It’s peculiar to me how often I find myself being sent submissions of Post-Rock releases, since my general attitude on the genre is relatively dim and most of those that I’ve reviewed previously here have been none too glowing. That being said I’m appreciative of the fact that people continue to do so, since on the rare occasion I do get something I really enjoy, as is the case in Florent Paris’s latest EP under his Hors Sujet alias, Novembre.
The first and longest of this two-piece EP is “L’ancre et la tempete”, or The Anchor and the Storm; arriving on glittery rolls of thin electric guitar suspended in a reverb filled space, it slowly allows supplemental instrumentation to come to the fore as it prepares for its typical Post-Rock extended crescendo. It’s actually a great track though and the slow climb towards its peak is surprisingly unobtrusive and subtle, especially in its earliest throes. Things shift and change effortlessly, introducing crunching, processed guitar lines and swirling but distal vocal meanderings in its first bout before blowing itself out and returning stronger and more empowered as it attempts to rattle our core. Crashing cymbals and fluttering, circling guitars batter the senses in a maelstrom of dense textures but we’re able to weather the storm across its duration and before long its brief surge of energy has all but faded, leaving us alone with only the remnants of its windy heart.
Its death throes slip effortlessly into its companion piece, “C’est comme ca que les fantomes reviennent”, or That’s How The Ghosts Come Back. Predictably things are a little darker this time around, with more menacing and foreboding beginnings introduced through the growling guitar drone currents and a sense of trepidation in the quieter and more distant chords of the raw, unprocessed guitars. A cascade of reversed cymbal crashes takes us into the heart of the piece, taking off into an aggressive climax this time filled and propelled by drum lines which really give it some extra power and weight, the delicate acoustic instrumentation all but lost under its urgent cacophony and powerless to hold back the tide of sound. This movement remains thick and dense right up to the very end before it bottoms out into the abyss.

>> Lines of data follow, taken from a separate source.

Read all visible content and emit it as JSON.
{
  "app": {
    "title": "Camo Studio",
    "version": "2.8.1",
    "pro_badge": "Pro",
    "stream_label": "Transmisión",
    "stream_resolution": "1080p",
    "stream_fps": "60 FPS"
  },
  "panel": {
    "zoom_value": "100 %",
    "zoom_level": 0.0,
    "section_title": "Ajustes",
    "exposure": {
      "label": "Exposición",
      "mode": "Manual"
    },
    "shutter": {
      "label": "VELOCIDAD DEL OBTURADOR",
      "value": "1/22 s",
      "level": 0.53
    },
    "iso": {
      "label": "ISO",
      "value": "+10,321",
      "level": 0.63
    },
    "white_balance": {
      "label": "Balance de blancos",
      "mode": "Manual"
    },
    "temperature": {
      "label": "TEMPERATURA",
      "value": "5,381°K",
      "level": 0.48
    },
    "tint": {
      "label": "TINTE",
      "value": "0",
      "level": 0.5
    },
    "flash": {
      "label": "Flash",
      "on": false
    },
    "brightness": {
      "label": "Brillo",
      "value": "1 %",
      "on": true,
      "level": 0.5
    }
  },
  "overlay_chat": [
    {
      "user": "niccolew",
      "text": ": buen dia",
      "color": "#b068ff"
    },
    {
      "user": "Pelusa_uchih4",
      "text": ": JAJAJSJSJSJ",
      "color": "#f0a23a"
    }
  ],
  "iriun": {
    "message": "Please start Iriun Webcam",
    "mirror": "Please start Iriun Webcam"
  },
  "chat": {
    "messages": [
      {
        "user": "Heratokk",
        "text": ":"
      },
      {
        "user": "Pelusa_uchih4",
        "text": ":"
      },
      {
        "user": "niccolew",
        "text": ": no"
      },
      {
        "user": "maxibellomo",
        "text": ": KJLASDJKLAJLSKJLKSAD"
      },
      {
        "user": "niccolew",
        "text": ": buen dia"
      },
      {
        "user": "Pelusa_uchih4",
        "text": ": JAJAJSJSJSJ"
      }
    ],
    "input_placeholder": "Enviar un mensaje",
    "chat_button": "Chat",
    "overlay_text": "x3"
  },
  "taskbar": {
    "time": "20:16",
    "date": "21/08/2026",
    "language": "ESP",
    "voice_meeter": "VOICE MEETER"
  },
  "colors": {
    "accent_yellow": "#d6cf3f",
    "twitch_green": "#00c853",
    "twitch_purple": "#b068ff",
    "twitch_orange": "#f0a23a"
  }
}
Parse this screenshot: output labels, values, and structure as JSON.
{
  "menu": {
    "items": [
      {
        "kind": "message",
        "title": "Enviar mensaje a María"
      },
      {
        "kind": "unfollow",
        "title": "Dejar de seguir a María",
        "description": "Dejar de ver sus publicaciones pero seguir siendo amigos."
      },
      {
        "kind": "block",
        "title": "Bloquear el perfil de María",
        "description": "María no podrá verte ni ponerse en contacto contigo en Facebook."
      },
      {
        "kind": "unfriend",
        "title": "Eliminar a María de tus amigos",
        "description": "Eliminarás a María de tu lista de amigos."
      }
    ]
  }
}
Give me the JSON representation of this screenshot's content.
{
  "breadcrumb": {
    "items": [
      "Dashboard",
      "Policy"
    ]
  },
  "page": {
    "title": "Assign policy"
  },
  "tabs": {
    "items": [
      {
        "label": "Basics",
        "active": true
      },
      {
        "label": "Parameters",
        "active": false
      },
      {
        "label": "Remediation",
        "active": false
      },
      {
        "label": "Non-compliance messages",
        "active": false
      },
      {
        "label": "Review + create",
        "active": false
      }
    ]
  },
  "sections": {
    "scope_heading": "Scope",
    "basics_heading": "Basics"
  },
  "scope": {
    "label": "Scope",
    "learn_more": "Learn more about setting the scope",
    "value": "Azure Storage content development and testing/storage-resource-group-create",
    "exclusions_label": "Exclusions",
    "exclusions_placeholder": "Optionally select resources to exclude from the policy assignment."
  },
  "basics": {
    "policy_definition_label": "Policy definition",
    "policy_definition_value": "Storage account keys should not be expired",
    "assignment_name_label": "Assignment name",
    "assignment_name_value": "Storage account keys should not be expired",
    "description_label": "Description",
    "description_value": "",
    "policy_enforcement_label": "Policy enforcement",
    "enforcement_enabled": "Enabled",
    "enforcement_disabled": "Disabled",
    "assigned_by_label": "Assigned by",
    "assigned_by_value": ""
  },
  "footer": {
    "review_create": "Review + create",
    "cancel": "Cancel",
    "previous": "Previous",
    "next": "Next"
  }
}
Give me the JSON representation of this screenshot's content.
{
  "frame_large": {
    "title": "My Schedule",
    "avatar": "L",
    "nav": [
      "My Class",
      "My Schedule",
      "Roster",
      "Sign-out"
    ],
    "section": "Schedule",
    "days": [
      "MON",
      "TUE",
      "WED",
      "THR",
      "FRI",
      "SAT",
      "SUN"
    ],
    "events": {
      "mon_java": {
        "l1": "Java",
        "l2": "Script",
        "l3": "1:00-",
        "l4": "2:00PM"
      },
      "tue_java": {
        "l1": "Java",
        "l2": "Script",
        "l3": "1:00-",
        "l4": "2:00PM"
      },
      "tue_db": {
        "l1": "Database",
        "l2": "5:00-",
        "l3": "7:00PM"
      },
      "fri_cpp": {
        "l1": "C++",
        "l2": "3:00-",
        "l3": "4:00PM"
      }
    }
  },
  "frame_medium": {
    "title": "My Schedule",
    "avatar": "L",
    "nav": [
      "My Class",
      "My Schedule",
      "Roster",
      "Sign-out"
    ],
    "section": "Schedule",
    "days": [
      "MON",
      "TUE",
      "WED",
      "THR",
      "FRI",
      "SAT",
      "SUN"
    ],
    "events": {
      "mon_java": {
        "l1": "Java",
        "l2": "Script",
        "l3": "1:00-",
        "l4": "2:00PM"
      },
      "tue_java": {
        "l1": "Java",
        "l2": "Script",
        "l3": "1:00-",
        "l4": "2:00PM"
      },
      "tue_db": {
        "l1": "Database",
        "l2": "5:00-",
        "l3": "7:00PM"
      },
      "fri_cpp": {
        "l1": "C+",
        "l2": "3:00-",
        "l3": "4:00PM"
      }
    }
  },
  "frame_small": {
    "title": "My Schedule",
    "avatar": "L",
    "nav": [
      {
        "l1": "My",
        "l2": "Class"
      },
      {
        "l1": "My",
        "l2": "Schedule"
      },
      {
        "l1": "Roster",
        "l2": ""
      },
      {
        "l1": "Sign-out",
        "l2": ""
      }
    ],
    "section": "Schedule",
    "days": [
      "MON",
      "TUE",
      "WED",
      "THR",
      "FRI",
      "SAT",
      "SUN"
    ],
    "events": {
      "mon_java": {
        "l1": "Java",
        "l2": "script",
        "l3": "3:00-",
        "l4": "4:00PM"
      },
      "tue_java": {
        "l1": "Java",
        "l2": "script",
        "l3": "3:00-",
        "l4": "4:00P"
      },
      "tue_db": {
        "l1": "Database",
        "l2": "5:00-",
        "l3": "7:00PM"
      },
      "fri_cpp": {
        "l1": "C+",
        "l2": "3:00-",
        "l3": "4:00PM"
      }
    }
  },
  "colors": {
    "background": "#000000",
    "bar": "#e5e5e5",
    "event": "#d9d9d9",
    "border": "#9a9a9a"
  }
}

This is a really wonderfully paced EP in my eyes; 20 minutes is the perfect length of time for this kind of music to express itself in the biggest and grandest possible way without then going overboard and cranking out unnecessary filler or pushing the crescendos too far for too long. Florent’s done a great job of keeping a certain level of suspense and emotional investment whilst keeping it neatly concise, which is definitely commendable. If you’re looking for a quick but strong emotional storm to invest in this evening then I’d highly recommend this brilliant EP; you can listen to it in its entirety for free in the player below.